* _Data records_:
- - - - -

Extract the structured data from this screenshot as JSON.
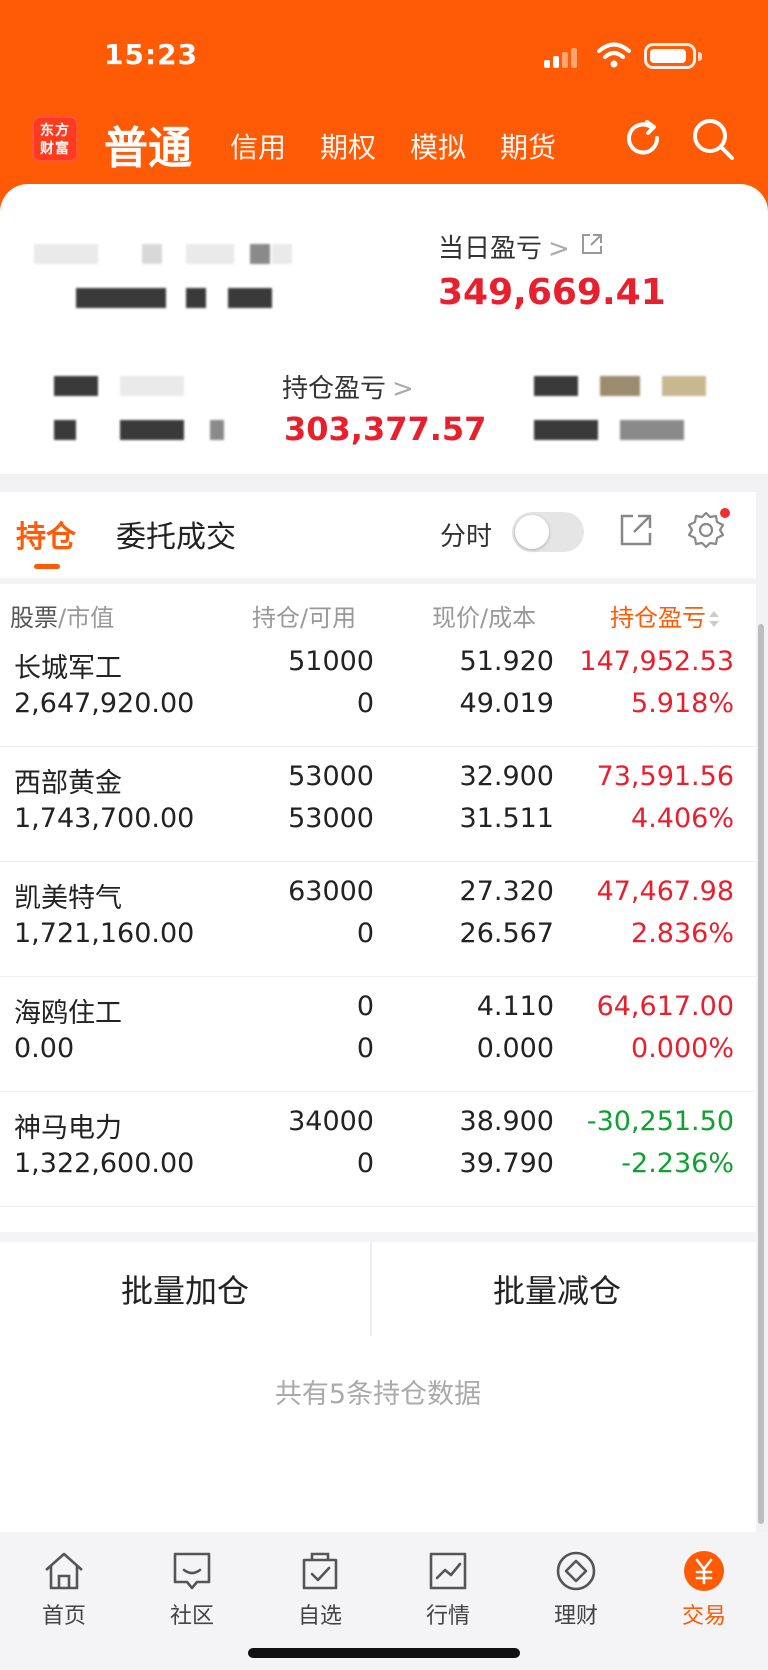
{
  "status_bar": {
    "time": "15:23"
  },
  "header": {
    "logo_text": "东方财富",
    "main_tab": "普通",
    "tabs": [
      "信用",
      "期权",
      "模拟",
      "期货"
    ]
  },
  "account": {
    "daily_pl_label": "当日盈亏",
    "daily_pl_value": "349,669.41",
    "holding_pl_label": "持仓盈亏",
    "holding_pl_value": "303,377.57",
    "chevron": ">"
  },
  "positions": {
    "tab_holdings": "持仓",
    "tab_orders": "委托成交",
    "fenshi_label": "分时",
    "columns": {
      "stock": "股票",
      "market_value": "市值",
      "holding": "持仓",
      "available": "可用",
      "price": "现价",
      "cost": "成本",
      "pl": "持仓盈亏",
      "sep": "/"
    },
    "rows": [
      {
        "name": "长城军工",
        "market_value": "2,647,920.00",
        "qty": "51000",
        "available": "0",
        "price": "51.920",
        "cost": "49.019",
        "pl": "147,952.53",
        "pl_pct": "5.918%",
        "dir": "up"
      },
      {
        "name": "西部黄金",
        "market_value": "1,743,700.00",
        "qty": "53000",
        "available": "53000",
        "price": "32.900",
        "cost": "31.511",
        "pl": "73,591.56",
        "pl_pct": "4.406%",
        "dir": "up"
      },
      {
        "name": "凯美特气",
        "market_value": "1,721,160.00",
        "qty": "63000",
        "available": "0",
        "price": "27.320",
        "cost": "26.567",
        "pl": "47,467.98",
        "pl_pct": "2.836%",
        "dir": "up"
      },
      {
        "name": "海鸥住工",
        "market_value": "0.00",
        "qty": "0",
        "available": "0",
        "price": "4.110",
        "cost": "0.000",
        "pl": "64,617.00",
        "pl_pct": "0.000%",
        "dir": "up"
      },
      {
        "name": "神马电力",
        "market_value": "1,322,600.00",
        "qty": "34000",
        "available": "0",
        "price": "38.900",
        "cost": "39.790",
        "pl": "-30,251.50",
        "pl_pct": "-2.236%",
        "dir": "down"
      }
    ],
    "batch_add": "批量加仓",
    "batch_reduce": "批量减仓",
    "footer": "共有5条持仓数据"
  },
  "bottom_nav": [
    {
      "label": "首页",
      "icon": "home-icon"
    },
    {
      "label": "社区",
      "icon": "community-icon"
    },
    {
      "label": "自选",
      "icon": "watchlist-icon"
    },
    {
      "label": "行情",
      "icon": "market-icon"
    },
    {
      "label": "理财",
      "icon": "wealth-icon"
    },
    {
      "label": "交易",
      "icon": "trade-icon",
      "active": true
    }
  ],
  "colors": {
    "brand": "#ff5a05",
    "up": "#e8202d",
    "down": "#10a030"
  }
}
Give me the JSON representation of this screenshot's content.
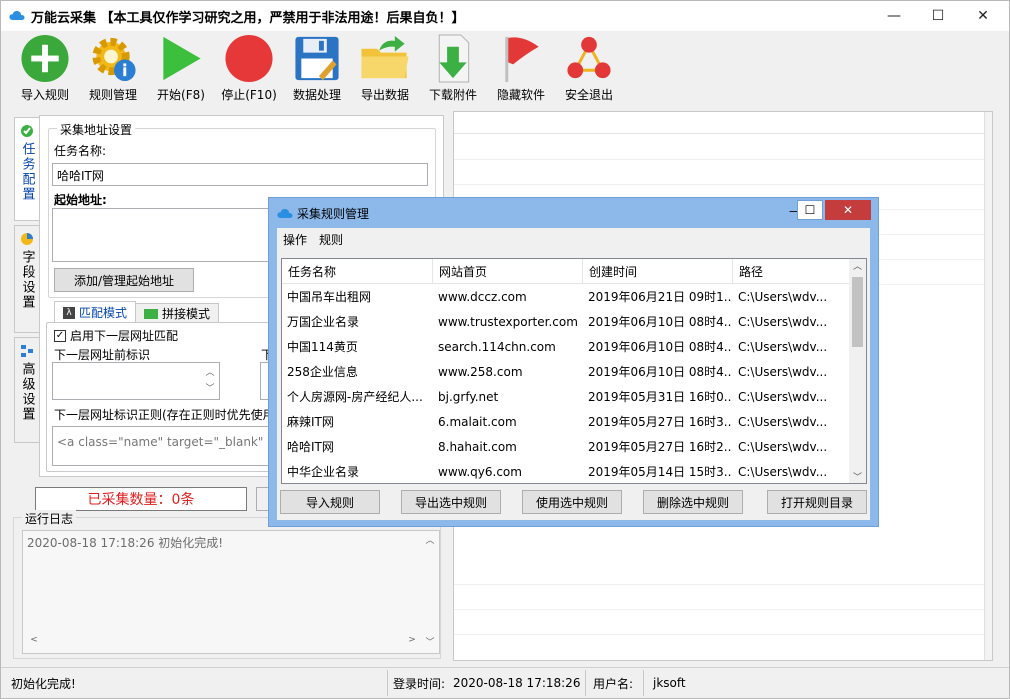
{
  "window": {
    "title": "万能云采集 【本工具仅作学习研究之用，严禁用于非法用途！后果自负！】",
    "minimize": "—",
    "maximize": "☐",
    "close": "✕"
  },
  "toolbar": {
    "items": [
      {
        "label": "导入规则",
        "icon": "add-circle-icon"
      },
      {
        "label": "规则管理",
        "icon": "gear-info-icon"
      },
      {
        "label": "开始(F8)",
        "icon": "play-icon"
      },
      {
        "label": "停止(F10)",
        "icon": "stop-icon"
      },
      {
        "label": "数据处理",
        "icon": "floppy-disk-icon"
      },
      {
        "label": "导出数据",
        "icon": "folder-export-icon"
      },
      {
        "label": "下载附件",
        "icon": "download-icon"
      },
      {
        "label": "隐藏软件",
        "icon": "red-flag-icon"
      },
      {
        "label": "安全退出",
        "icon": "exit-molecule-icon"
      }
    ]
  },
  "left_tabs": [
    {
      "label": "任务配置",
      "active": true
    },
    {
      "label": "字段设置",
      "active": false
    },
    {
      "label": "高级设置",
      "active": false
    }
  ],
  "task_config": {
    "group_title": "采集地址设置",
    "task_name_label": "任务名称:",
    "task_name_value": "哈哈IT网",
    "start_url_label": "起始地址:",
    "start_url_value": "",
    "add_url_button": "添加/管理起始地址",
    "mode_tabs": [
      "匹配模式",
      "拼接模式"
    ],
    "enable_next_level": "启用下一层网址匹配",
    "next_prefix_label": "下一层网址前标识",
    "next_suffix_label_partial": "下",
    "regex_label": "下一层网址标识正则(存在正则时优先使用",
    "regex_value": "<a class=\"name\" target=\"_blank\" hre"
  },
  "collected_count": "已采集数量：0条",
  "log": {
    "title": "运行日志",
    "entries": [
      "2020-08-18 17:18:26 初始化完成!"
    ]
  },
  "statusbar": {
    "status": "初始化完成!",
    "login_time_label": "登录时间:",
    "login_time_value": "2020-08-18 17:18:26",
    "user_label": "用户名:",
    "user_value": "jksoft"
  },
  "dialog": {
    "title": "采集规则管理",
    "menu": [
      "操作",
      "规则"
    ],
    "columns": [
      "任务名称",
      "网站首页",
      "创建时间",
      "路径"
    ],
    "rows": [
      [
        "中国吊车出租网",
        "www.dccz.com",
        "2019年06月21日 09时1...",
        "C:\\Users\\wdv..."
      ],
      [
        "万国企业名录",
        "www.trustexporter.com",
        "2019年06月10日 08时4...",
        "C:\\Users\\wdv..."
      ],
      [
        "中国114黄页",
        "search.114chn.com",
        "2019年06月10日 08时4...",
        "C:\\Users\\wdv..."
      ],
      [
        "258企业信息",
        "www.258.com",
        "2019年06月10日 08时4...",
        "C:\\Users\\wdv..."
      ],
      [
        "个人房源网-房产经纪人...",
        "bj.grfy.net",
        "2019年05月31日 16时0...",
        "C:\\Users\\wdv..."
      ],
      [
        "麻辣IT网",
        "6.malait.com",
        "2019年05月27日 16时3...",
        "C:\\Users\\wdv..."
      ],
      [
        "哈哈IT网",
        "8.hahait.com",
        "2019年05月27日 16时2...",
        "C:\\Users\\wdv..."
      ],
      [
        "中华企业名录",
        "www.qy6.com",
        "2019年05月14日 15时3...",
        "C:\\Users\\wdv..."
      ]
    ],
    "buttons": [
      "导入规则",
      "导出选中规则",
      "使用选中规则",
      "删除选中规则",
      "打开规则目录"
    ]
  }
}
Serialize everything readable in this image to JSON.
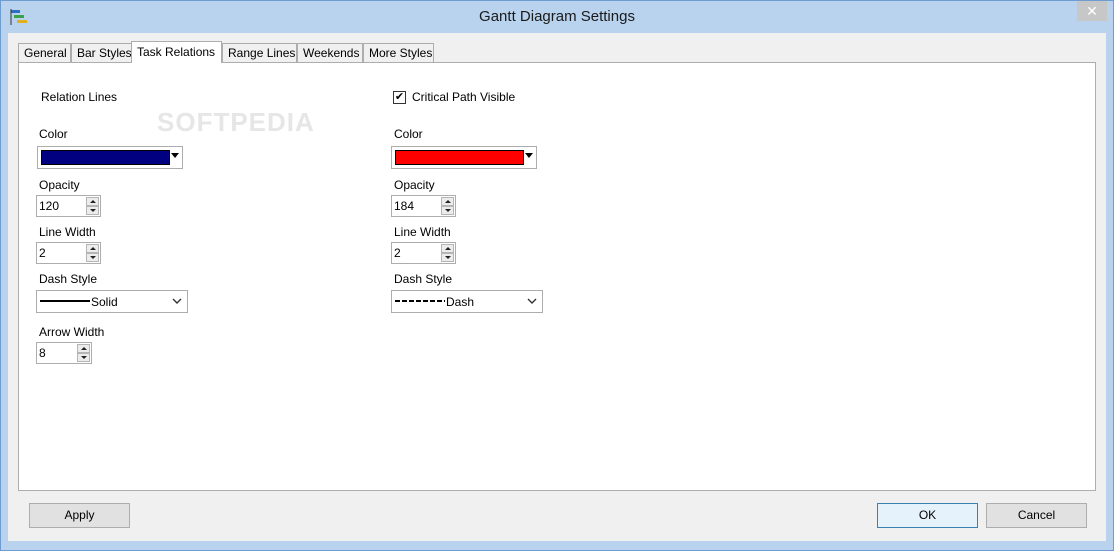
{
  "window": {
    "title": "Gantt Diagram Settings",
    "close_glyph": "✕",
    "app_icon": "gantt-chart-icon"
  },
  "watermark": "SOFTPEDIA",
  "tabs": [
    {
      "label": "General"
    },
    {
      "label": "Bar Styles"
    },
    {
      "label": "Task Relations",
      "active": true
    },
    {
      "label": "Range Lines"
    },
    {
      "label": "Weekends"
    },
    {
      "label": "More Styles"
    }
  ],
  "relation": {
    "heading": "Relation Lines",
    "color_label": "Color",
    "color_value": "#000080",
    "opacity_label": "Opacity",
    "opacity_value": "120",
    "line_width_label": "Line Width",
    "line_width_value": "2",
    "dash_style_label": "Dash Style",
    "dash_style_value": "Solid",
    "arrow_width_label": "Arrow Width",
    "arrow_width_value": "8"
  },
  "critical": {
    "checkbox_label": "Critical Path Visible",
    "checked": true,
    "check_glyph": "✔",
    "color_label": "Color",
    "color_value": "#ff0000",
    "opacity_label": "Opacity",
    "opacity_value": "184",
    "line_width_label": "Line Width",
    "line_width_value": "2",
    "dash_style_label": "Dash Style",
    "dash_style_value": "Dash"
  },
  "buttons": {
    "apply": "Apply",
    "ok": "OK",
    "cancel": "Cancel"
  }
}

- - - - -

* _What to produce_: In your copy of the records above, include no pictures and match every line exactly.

* _Solution for this exercise_:
Extract the structured data from this screenshot as JSON.
{
  "status_bar": {
    "time": "15:23"
  },
  "header": {
    "logo_text": "东方财富",
    "main_tab": "普通",
    "tabs": [
      "信用",
      "期权",
      "模拟",
      "期货"
    ]
  },
  "account": {
    "daily_pl_label": "当日盈亏",
    "daily_pl_value": "349,669.41",
    "holding_pl_label": "持仓盈亏",
    "holding_pl_value": "303,377.57",
    "chevron": ">"
  },
  "positions": {
    "tab_holdings": "持仓",
    "tab_orders": "委托成交",
    "fenshi_label": "分时",
    "columns": {
      "stock": "股票",
      "market_value": "市值",
      "holding": "持仓",
      "available": "可用",
      "price": "现价",
      "cost": "成本",
      "pl": "持仓盈亏",
      "sep": "/"
    },
    "rows": [
      {
        "name": "长城军工",
        "market_value": "2,647,920.00",
        "qty": "51000",
        "available": "0",
        "price": "51.920",
        "cost": "49.019",
        "pl": "147,952.53",
        "pl_pct": "5.918%",
        "dir": "up"
      },
      {
        "name": "西部黄金",
        "market_value": "1,743,700.00",
        "qty": "53000",
        "available": "53000",
        "price": "32.900",
        "cost": "31.511",
        "pl": "73,591.56",
        "pl_pct": "4.406%",
        "dir": "up"
      },
      {
        "name": "凯美特气",
        "market_value": "1,721,160.00",
        "qty": "63000",
        "available": "0",
        "price": "27.320",
        "cost": "26.567",
        "pl": "47,467.98",
        "pl_pct": "2.836%",
        "dir": "up"
      },
      {
        "name": "海鸥住工",
        "market_value": "0.00",
        "qty": "0",
        "available": "0",
        "price": "4.110",
        "cost": "0.000",
        "pl": "64,617.00",
        "pl_pct": "0.000%",
        "dir": "up"
      },
      {
        "name": "神马电力",
        "market_value": "1,322,600.00",
        "qty": "34000",
        "available": "0",
        "price": "38.900",
        "cost": "39.790",
        "pl": "-30,251.50",
        "pl_pct": "-2.236%",
        "dir": "down"
      }
    ],
    "batch_add": "批量加仓",
    "batch_reduce": "批量减仓",
    "footer": "共有5条持仓数据"
  },
  "bottom_nav": [
    {
      "label": "首页",
      "icon": "home-icon"
    },
    {
      "label": "社区",
      "icon": "community-icon"
    },
    {
      "label": "自选",
      "icon": "watchlist-icon"
    },
    {
      "label": "行情",
      "icon": "market-icon"
    },
    {
      "label": "理财",
      "icon": "wealth-icon"
    },
    {
      "label": "交易",
      "icon": "trade-icon",
      "active": true
    }
  ],
  "colors": {
    "brand": "#ff5a05",
    "up": "#e8202d",
    "down": "#10a030"
  }
}
Give me the JSON representation of this screenshot's content.
{
  "window": {
    "title": "万能云采集 【本工具仅作学习研究之用，严禁用于非法用途！后果自负！】",
    "minimize": "—",
    "maximize": "☐",
    "close": "✕"
  },
  "toolbar": {
    "items": [
      {
        "label": "导入规则",
        "icon": "add-circle-icon"
      },
      {
        "label": "规则管理",
        "icon": "gear-info-icon"
      },
      {
        "label": "开始(F8)",
        "icon": "play-icon"
      },
      {
        "label": "停止(F10)",
        "icon": "stop-icon"
      },
      {
        "label": "数据处理",
        "icon": "floppy-disk-icon"
      },
      {
        "label": "导出数据",
        "icon": "folder-export-icon"
      },
      {
        "label": "下载附件",
        "icon": "download-icon"
      },
      {
        "label": "隐藏软件",
        "icon": "red-flag-icon"
      },
      {
        "label": "安全退出",
        "icon": "exit-molecule-icon"
      }
    ]
  },
  "left_tabs": [
    {
      "label": "任务配置",
      "active": true
    },
    {
      "label": "字段设置",
      "active": false
    },
    {
      "label": "高级设置",
      "active": false
    }
  ],
  "task_config": {
    "group_title": "采集地址设置",
    "task_name_label": "任务名称:",
    "task_name_value": "哈哈IT网",
    "start_url_label": "起始地址:",
    "start_url_value": "",
    "add_url_button": "添加/管理起始地址",
    "mode_tabs": [
      "匹配模式",
      "拼接模式"
    ],
    "enable_next_level": "启用下一层网址匹配",
    "next_prefix_label": "下一层网址前标识",
    "next_suffix_label_partial": "下",
    "regex_label": "下一层网址标识正则(存在正则时优先使用",
    "regex_value": "<a class=\"name\" target=\"_blank\" hre"
  },
  "collected_count": "已采集数量：0条",
  "log": {
    "title": "运行日志",
    "entries": [
      "2020-08-18 17:18:26 初始化完成!"
    ]
  },
  "statusbar": {
    "status": "初始化完成!",
    "login_time_label": "登录时间:",
    "login_time_value": "2020-08-18 17:18:26",
    "user_label": "用户名:",
    "user_value": "jksoft"
  },
  "dialog": {
    "title": "采集规则管理",
    "menu": [
      "操作",
      "规则"
    ],
    "columns": [
      "任务名称",
      "网站首页",
      "创建时间",
      "路径"
    ],
    "rows": [
      [
        "中国吊车出租网",
        "www.dccz.com",
        "2019年06月21日 09时1...",
        "C:\\Users\\wdv..."
      ],
      [
        "万国企业名录",
        "www.trustexporter.com",
        "2019年06月10日 08时4...",
        "C:\\Users\\wdv..."
      ],
      [
        "中国114黄页",
        "search.114chn.com",
        "2019年06月10日 08时4...",
        "C:\\Users\\wdv..."
      ],
      [
        "258企业信息",
        "www.258.com",
        "2019年06月10日 08时4...",
        "C:\\Users\\wdv..."
      ],
      [
        "个人房源网-房产经纪人...",
        "bj.grfy.net",
        "2019年05月31日 16时0...",
        "C:\\Users\\wdv..."
      ],
      [
        "麻辣IT网",
        "6.malait.com",
        "2019年05月27日 16时3...",
        "C:\\Users\\wdv..."
      ],
      [
        "哈哈IT网",
        "8.hahait.com",
        "2019年05月27日 16时2...",
        "C:\\Users\\wdv..."
      ],
      [
        "中华企业名录",
        "www.qy6.com",
        "2019年05月14日 15时3...",
        "C:\\Users\\wdv..."
      ]
    ],
    "buttons": [
      "导入规则",
      "导出选中规则",
      "使用选中规则",
      "删除选中规则",
      "打开规则目录"
    ]
  }
}
Serialize everything readable in this image to JSON.
{
  "window": {
    "title": "Gantt Diagram Settings",
    "close_glyph": "✕",
    "app_icon": "gantt-chart-icon"
  },
  "watermark": "SOFTPEDIA",
  "tabs": [
    {
      "label": "General"
    },
    {
      "label": "Bar Styles"
    },
    {
      "label": "Task Relations",
      "active": true
    },
    {
      "label": "Range Lines"
    },
    {
      "label": "Weekends"
    },
    {
      "label": "More Styles"
    }
  ],
  "relation": {
    "heading": "Relation Lines",
    "color_label": "Color",
    "color_value": "#000080",
    "opacity_label": "Opacity",
    "opacity_value": "120",
    "line_width_label": "Line Width",
    "line_width_value": "2",
    "dash_style_label": "Dash Style",
    "dash_style_value": "Solid",
    "arrow_width_label": "Arrow Width",
    "arrow_width_value": "8"
  },
  "critical": {
    "checkbox_label": "Critical Path Visible",
    "checked": true,
    "check_glyph": "✔",
    "color_label": "Color",
    "color_value": "#ff0000",
    "opacity_label": "Opacity",
    "opacity_value": "184",
    "line_width_label": "Line Width",
    "line_width_value": "2",
    "dash_style_label": "Dash Style",
    "dash_style_value": "Dash"
  },
  "buttons": {
    "apply": "Apply",
    "ok": "OK",
    "cancel": "Cancel"
  }
}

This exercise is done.